Should Companies Invest in R&D?
If you’re part of a company considering a new research and development project or line of enquiry, it’s understandable to be worried about the stability of this investment. Not only could you be concerned about a lack of funding to complete necessary research, but you may also be preparing for the fact that your usual target audience may not be as inclined to purchase a new product or service because of their own financial struggles.
It’s wise to be wary about large investments at a time when the economy feels unstable, but companies shouldn’t abandon their investment in R&D altogether. As we’ve already highlighted, there’s a lot of potential for successful innovation during times of economic crisis, and businesses should look for opportunities because of this. Technological innovation, especially in electronics and embedded systems engineering, is happening rapidly at the moment, and this progress should still be pursued.
Of course, companies should take more time to properly assess their spending when it comes to research and development at the moment, as it’s incredibly important to ensure that you’re using your budget efficiently and aren’t going to be left in a difficult financial situation later on. Innovation should be pursued when you are certain that there’s a market for it, otherwise you may end up with a product that isn’t going to make it on the current market.

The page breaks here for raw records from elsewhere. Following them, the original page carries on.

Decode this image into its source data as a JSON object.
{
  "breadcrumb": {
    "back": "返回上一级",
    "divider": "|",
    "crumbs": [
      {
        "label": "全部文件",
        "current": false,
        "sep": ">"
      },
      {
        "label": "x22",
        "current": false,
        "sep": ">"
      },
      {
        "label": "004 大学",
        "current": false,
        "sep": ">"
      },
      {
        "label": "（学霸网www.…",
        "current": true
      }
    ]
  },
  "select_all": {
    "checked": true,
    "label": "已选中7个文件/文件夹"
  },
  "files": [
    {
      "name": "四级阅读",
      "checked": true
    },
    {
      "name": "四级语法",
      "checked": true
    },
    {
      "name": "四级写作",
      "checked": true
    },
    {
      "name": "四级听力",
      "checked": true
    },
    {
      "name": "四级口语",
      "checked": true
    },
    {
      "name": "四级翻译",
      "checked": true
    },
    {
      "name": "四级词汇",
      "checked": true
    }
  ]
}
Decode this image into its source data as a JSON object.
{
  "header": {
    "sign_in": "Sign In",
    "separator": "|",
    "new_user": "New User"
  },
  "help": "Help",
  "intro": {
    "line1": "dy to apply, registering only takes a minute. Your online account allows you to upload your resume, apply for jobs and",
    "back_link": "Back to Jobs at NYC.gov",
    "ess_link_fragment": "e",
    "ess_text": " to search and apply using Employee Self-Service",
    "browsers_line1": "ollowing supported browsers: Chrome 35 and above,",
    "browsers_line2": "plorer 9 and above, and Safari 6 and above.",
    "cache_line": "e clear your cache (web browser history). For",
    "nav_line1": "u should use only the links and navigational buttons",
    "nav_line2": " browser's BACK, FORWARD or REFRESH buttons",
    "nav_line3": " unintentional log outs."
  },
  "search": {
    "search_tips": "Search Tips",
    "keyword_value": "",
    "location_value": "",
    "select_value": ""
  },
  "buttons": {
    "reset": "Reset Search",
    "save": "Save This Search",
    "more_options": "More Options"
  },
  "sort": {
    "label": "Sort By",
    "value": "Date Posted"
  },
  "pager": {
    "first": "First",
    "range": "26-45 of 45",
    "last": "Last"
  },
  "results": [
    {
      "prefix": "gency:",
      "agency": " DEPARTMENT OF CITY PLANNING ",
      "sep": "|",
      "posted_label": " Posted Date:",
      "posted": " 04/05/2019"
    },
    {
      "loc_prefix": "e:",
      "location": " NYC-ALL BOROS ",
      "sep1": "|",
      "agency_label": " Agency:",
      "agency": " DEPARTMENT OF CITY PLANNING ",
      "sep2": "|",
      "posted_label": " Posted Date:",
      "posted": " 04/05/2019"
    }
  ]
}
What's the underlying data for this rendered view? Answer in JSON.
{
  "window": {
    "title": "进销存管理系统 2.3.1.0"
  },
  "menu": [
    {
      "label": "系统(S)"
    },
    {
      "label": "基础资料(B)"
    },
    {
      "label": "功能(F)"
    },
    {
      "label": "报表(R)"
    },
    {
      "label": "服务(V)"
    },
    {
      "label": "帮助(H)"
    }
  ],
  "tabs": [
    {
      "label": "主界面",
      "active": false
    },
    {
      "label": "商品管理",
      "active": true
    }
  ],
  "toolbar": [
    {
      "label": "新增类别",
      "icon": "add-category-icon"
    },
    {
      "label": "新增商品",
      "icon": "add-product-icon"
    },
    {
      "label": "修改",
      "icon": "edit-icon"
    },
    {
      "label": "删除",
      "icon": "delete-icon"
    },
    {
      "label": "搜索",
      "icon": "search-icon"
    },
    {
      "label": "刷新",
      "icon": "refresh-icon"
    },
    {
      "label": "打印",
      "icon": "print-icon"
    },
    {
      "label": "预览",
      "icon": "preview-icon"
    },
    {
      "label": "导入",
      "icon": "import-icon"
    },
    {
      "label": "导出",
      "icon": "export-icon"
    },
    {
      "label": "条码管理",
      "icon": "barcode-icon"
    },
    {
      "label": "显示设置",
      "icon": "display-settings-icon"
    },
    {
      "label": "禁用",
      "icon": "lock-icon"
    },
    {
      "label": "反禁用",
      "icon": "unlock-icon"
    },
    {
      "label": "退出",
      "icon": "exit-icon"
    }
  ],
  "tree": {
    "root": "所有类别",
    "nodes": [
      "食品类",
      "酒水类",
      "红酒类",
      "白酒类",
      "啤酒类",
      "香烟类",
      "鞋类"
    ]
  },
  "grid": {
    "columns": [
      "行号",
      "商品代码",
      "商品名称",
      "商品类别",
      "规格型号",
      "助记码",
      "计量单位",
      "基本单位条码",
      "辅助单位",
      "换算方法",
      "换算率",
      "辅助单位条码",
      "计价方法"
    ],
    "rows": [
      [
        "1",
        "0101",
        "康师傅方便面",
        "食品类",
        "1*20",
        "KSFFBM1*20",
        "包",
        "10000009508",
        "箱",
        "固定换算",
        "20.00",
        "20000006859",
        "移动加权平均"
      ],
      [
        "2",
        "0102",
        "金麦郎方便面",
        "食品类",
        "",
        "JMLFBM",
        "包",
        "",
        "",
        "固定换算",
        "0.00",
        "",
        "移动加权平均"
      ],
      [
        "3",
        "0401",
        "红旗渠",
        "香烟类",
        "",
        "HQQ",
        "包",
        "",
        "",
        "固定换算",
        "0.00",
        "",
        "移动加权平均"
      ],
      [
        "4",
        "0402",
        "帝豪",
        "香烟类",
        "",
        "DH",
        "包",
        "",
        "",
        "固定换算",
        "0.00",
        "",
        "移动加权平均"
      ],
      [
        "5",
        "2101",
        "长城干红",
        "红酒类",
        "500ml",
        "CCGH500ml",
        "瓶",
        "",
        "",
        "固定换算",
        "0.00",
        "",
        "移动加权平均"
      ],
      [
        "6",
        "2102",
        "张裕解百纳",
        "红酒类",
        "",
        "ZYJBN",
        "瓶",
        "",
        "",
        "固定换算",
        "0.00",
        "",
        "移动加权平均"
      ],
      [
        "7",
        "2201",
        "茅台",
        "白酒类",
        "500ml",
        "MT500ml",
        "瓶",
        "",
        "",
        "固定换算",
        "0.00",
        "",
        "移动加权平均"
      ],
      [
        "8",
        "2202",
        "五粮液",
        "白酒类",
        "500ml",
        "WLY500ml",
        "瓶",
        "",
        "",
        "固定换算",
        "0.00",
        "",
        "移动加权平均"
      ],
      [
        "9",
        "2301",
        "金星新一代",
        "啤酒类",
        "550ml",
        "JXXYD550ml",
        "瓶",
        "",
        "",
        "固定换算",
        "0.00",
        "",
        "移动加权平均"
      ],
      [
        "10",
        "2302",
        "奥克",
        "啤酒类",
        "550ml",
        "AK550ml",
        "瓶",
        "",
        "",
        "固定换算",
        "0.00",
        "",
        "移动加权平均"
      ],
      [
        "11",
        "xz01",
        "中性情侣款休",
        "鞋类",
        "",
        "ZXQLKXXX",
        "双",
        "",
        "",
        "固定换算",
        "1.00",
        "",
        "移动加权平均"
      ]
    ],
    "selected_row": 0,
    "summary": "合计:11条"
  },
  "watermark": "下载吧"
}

You should also be prepared for fewer funding opportunities to support your research and development efforts. Competition for remaining funding is also likely to be fiercer, so be prepared to have to fight for additional support and put together incredibly convincing proposals for the R&D work you’d like to complete.
Should Engineers Look for R&D Jobs?
From a candidate’s perspective, research and development in the engineering industry isn’t a sector that you should shy away from when it comes to looking for a new role. It’s not a position that is in excessively high demand, but it will continue to see a steady stream of opportunities across a range of engineering disciplines.
As we’ve explained above, R&D is an area that may feel the impact of financial struggle and see a lot less funding and interest than it has in previous years, especially as part of smaller companies and start-ups. However, R&D roles in large corporations are likely to remain and will be requiring candidates that have the necessary skills to conduct research to support innovative projects.
There’s a lot of potential for innovation in research and development, so if you’re a candidate looking for opportunities to support the development of new products and services, there will be important work to be done in the coming years. It’s wise to stay informed about how the country’s economic state may impact this sector, but at this stage, there’s no reason to believe that R&D candidates will be too badly impacted.
Research and development in the electronics and embedded systems engineering sectors have a lot of potential for innovation, particularly when looking at the applications of Internet of Things technology. Clients and candidates in this area should stay aware of the changes in this sector in light of the UK’s financial challenges, but should also remember that these moments in time can often be the perfect opportunity for new developments to make a real difference.
If you’re an employer in the embedded systems or electronics industry looking for recruitment support in the coming months, KO2 is a specialist agency that can help develop a successful strategy. Equally, we have a range of job opportunities for candidates in these sectors that are ideal for those wanting to work in research and development. Get in touch to speak to our team and find out more about the services we offer.